Start of DATA TO PROCESS

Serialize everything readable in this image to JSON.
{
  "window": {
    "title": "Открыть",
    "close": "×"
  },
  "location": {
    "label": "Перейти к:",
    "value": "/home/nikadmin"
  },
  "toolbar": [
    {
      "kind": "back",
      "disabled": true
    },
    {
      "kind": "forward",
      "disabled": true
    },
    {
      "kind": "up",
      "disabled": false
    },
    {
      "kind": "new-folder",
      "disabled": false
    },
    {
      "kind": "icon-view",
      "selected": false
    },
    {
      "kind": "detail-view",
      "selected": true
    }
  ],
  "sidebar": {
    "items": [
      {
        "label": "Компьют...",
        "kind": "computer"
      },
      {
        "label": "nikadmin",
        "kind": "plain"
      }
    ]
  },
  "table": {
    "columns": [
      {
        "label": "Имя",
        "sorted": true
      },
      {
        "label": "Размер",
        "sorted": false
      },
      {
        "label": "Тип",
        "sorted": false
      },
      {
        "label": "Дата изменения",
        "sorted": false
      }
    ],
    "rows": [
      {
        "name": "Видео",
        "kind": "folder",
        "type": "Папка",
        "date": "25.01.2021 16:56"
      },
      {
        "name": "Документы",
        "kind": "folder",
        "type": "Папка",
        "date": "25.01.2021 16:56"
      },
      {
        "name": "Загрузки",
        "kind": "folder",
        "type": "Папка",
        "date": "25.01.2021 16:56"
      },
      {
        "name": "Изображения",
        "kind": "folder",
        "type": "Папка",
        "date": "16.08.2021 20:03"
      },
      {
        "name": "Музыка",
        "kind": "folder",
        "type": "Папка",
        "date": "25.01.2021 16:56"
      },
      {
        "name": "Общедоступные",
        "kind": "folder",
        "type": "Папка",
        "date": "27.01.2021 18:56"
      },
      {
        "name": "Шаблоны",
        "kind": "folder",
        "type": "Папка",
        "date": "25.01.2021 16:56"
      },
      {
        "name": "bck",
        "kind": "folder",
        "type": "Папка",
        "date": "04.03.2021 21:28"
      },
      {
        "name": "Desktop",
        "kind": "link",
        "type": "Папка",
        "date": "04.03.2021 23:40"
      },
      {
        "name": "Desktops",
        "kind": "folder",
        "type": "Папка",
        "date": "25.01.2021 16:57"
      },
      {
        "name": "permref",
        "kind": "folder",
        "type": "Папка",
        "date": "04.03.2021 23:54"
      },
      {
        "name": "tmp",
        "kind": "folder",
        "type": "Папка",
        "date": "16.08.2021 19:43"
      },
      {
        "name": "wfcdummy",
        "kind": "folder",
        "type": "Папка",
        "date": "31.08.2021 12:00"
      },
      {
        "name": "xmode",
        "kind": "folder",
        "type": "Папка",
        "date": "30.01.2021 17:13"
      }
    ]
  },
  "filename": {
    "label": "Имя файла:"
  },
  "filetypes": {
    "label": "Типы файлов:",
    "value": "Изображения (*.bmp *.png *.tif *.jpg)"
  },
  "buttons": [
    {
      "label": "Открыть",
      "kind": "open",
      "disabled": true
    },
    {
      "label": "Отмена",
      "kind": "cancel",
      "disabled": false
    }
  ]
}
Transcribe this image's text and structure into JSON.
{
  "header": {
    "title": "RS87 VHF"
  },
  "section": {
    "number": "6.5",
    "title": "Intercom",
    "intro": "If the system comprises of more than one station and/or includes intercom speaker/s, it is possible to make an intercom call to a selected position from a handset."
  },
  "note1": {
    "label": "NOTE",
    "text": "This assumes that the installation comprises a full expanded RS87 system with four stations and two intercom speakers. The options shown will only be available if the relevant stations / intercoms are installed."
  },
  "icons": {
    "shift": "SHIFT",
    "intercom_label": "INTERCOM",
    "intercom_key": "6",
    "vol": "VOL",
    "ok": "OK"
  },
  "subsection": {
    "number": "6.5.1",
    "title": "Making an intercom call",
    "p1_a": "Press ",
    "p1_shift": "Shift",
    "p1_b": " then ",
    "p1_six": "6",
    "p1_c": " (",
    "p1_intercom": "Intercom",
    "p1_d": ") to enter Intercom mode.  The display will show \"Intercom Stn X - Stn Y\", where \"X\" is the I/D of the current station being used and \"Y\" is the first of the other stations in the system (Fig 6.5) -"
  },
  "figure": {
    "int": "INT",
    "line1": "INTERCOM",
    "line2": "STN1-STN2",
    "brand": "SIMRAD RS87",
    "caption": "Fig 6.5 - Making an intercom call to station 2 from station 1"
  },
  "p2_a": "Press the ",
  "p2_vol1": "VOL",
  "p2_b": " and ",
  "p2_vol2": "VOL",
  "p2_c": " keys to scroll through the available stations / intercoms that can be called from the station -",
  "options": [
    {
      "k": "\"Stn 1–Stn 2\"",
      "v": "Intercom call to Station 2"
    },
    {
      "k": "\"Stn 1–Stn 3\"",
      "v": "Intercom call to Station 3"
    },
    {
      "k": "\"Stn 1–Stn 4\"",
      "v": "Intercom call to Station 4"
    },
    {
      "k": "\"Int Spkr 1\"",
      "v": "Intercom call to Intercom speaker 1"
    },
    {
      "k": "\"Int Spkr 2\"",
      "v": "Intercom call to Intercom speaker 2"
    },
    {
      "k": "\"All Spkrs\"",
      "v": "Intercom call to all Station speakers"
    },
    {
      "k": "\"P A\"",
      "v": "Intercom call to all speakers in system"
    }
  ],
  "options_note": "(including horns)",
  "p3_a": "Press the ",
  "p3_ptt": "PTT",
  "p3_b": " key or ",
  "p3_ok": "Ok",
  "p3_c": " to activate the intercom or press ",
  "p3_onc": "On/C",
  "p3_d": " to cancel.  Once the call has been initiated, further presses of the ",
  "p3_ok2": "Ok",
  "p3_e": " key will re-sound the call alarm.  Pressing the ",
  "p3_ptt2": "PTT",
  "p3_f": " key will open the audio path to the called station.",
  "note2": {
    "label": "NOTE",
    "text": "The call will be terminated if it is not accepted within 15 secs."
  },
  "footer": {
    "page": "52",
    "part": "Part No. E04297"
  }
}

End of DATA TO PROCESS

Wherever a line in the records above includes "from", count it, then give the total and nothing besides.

3